Motorcycle Forum banner

1 - 11 of 11 Posts

·
Registered
Joined
·
89 Posts
Discussion Starter #1 (Edited)
Hey all,
I am prepping for a bike purchase next Fall and wanted to get advice on jumping to a larger bike. I have been riding a 1980 KZ550C LTD for a few years on and off (3 seasons total) and will ride it all next season as well. My bike is about 465 lbs and 550 cc and i am interested in a Triumph Thunderbird, Victory Highball, or a HD Street bob or similar. My concern is the added weight but mostly the added power. What are your opinions? Am I making too large of a jump? I'm 6'1" and 240 lbs if that makes a difference. I plan on doing some test rides next summer but wanted to get some advice before I get too far in my research. Thanks in advance
 

·
Retired twice: Navy and as a govt contractor
Joined
·
14,300 Posts
Are you having any issues controlling your current bike?
 

·
Registered
Joined
·
809 Posts
This is a GREAT question!

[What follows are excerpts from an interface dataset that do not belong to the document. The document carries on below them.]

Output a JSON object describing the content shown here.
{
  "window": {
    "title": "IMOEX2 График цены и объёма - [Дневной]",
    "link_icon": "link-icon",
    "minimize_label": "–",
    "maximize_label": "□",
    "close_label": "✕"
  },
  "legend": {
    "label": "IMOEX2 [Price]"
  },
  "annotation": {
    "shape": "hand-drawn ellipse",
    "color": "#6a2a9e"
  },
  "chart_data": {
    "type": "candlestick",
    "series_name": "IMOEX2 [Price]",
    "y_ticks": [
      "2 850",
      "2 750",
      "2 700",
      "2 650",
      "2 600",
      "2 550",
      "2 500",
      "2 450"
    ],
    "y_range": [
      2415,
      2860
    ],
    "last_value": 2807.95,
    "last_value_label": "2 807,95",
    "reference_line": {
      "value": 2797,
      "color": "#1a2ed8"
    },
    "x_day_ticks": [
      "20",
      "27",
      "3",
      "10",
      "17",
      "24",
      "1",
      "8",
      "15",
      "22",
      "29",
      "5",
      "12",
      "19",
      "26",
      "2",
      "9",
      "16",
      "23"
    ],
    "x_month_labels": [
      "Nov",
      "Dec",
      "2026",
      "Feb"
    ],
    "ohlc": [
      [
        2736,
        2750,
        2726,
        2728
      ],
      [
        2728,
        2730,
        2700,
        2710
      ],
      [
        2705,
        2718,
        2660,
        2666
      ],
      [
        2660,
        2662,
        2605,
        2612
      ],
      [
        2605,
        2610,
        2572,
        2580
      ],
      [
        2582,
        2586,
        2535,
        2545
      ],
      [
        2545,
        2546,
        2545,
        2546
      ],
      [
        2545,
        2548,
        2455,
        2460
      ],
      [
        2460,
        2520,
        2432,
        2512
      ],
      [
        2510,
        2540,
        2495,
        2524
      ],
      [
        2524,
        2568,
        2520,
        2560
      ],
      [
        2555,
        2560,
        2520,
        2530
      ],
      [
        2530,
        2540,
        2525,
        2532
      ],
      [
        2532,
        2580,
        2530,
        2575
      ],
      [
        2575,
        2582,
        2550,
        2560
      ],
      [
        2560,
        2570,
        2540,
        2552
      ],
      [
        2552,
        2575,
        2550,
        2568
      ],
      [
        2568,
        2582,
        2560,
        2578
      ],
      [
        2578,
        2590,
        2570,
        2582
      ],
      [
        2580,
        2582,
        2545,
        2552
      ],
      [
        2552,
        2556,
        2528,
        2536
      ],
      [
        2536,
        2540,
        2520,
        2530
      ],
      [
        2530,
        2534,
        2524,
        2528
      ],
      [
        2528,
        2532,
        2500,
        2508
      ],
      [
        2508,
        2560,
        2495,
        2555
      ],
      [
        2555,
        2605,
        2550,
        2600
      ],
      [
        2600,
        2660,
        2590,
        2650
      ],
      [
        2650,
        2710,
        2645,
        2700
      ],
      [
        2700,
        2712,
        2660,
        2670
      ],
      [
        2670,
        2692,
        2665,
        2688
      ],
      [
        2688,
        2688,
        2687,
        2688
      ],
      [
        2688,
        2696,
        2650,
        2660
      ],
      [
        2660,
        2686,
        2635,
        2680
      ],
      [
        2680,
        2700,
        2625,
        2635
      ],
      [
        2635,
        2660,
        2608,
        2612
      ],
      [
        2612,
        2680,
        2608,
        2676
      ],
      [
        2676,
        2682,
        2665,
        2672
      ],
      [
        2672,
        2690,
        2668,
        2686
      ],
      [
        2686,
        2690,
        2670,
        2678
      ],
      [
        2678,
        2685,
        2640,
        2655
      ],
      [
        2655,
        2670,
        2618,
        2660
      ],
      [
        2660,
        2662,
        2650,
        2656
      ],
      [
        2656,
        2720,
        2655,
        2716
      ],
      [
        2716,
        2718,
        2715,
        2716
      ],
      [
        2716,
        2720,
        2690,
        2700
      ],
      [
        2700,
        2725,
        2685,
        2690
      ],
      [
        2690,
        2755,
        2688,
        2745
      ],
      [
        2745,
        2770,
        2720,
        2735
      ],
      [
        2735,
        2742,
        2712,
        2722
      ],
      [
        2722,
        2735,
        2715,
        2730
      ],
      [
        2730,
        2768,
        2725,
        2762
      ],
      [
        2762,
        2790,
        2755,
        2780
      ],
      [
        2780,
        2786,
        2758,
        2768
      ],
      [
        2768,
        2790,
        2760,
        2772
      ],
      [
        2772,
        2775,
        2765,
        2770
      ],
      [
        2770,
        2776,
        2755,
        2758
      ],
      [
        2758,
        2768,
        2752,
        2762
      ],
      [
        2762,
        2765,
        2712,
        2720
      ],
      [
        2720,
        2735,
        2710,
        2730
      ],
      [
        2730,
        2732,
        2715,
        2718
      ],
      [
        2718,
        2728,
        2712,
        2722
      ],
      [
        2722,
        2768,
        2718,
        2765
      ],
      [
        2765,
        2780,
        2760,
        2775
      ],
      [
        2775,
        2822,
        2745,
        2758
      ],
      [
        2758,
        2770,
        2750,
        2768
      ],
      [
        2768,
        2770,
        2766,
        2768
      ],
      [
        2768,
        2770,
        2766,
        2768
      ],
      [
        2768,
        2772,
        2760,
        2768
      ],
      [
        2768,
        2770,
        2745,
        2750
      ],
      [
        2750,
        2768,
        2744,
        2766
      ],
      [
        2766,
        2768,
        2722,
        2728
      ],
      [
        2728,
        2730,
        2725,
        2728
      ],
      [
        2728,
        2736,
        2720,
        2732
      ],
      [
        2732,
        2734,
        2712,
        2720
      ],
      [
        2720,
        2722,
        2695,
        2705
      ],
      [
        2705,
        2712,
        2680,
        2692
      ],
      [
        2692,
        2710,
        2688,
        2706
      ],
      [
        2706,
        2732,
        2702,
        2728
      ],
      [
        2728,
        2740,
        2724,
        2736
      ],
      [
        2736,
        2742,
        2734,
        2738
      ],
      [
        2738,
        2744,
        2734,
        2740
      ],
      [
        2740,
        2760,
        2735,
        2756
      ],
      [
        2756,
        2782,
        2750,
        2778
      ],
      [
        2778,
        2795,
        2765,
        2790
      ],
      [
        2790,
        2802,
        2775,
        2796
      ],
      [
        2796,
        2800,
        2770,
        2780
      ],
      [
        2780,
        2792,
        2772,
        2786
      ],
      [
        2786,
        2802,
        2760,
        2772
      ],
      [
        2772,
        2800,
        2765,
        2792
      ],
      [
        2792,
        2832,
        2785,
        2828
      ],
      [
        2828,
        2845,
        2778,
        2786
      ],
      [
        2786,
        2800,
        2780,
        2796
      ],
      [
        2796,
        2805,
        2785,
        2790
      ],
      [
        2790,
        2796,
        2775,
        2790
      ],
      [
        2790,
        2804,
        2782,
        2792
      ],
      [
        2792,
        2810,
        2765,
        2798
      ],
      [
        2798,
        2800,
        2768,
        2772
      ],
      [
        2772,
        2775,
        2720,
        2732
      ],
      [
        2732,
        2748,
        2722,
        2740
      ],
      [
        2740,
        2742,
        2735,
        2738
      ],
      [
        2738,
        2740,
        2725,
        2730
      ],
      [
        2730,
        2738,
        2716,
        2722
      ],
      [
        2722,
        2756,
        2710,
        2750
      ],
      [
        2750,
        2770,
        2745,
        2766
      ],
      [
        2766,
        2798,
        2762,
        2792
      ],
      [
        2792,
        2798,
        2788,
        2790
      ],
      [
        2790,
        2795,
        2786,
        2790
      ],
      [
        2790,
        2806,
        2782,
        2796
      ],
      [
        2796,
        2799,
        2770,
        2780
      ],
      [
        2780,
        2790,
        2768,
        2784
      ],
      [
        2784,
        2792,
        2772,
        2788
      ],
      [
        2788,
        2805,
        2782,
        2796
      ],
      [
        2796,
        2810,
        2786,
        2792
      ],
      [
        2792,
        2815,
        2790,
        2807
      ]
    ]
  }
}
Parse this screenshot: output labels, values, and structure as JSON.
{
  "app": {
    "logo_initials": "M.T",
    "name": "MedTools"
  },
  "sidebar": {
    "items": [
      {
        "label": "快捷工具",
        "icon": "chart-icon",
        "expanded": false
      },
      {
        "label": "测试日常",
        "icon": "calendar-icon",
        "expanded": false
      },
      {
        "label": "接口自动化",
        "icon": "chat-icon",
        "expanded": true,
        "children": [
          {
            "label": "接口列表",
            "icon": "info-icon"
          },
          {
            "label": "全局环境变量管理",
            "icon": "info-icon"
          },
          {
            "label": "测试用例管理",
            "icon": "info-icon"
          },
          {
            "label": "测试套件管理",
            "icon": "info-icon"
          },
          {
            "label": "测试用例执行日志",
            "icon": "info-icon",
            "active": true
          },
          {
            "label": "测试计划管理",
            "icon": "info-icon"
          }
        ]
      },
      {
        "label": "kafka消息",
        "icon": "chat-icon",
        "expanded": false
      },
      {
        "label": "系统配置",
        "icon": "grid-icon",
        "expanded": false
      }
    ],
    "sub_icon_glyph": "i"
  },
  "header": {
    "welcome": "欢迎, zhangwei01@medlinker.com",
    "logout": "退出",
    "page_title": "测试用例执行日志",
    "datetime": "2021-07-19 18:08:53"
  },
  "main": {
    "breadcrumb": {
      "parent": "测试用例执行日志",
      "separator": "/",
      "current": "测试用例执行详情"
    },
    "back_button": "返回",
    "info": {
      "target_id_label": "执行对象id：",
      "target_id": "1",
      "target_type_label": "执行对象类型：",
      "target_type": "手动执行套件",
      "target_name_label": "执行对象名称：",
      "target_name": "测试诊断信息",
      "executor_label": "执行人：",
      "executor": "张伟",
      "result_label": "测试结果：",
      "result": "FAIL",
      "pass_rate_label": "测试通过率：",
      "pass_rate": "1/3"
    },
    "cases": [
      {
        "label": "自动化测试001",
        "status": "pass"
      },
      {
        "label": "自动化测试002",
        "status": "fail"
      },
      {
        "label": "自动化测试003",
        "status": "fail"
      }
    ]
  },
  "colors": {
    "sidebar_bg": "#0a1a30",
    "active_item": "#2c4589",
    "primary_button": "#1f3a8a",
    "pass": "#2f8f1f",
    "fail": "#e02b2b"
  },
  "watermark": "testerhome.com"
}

I would also ask:

-- how many miles have you put on your current bike in three years?
-- have you had any formal riding courses or training?


Are you having any issues controlling your current bike?
 

·
Premium Member
Joined
·
8,909 Posts
Squeeze me.

If you have figured out how to squeeze the throttle and the brakes, rather than grabbing big chunks of either, you may be able to move up to a bigger bike. If you are still having scary moments from any event, I would stay with what you have for a while.
My main winter bike is an 84 XS400.

Unkle Crusty*
 

·
Gone
Joined
·
23,907 Posts
None of those motorcycles listed put out a lot of horsepower. I would be more concerned with the weight. If you are comfortable with low speed maneuvers, it shouldn't be a problem after some practice.
 

·
Registered
Joined
·
4,168 Posts
I got to a 1300cc, 700+ pound Yamaha directly from a small 500cc Honda twin. The extra 150 or more pounds mean nothing once the bike is rolling. That Highball with the 1731cc, 106/6, engine is heavy but not like my present 900 pound Vision. Be careful writing off the power on it. It does not have the power of a super sport bike but it has plenty to get you in lots of trouble. My 106/6 is giving me 98 HP, 112 ft-lb at the rear wheel and if my bike was as light as the Highball I would have trouble keeping the front wheel on the ground.
 

·
Registered
Joined
·
89 Posts
Discussion Starter #7
No issues controlling my current bike but I have been wondering if that is due to weight and power or due to practice and experience. I had a couple instances of minor rear wheel skid during emergency braking but got that under control now. I've put roughly 3.5k miles on the bike and did my MSF basic rider course a number of years ago. I've thought about going back for a refresher or taking a different class. Another concern I have is that I'd also be switching riding positions. I'm used to having my feet under me rather than stretched out.
 

·
Registered
Joined
·
809 Posts
I'm used to having my feet under me rather than stretched out.
This turned out to be huge for me! I just couldn't get used to riding "feet first" on short test rides, so I ended up getting a standard instead of a cruiser. I may have gotten used to it if I'd given it more of a chance, but I didn't want to buy a bike and take a chance that I wouldn't be able to get used to it - or that I might not like it even if I did get used to it.
 

·
Registered
Joined
·
89 Posts
Discussion Starter #9
Thank you all for your replies. It seems like the general consensus is to practice low speed maneuvers and get as much road time as I can next season. Has anyone else had issues switching riding positions with a new bike? Anyone found one style to be more comfortable? I've always heard that cruisers are most comfortable and sport bikes the least but I guess it just depends on the person and the bike?
 

·
Registered
Joined
·
943 Posts
Moving up in HP/weight is not an issue as long as you give yourself time to adjust to the bigger bike and learn the differences.
 

·
Registered
Joined
·
4,168 Posts
I love the kicked back position on my Vision. The Highball is not as kicked back as my Vision but does not force your feet back up under your seat like some of the other bikes do. It is sort of a compromise on positions. It took me almost 20 miles to move to a stretched out riding position from the cramped position of a "standard" bike. I find it almost painful to go back, even for a short ride.
 
1 - 11 of 11 Posts
Top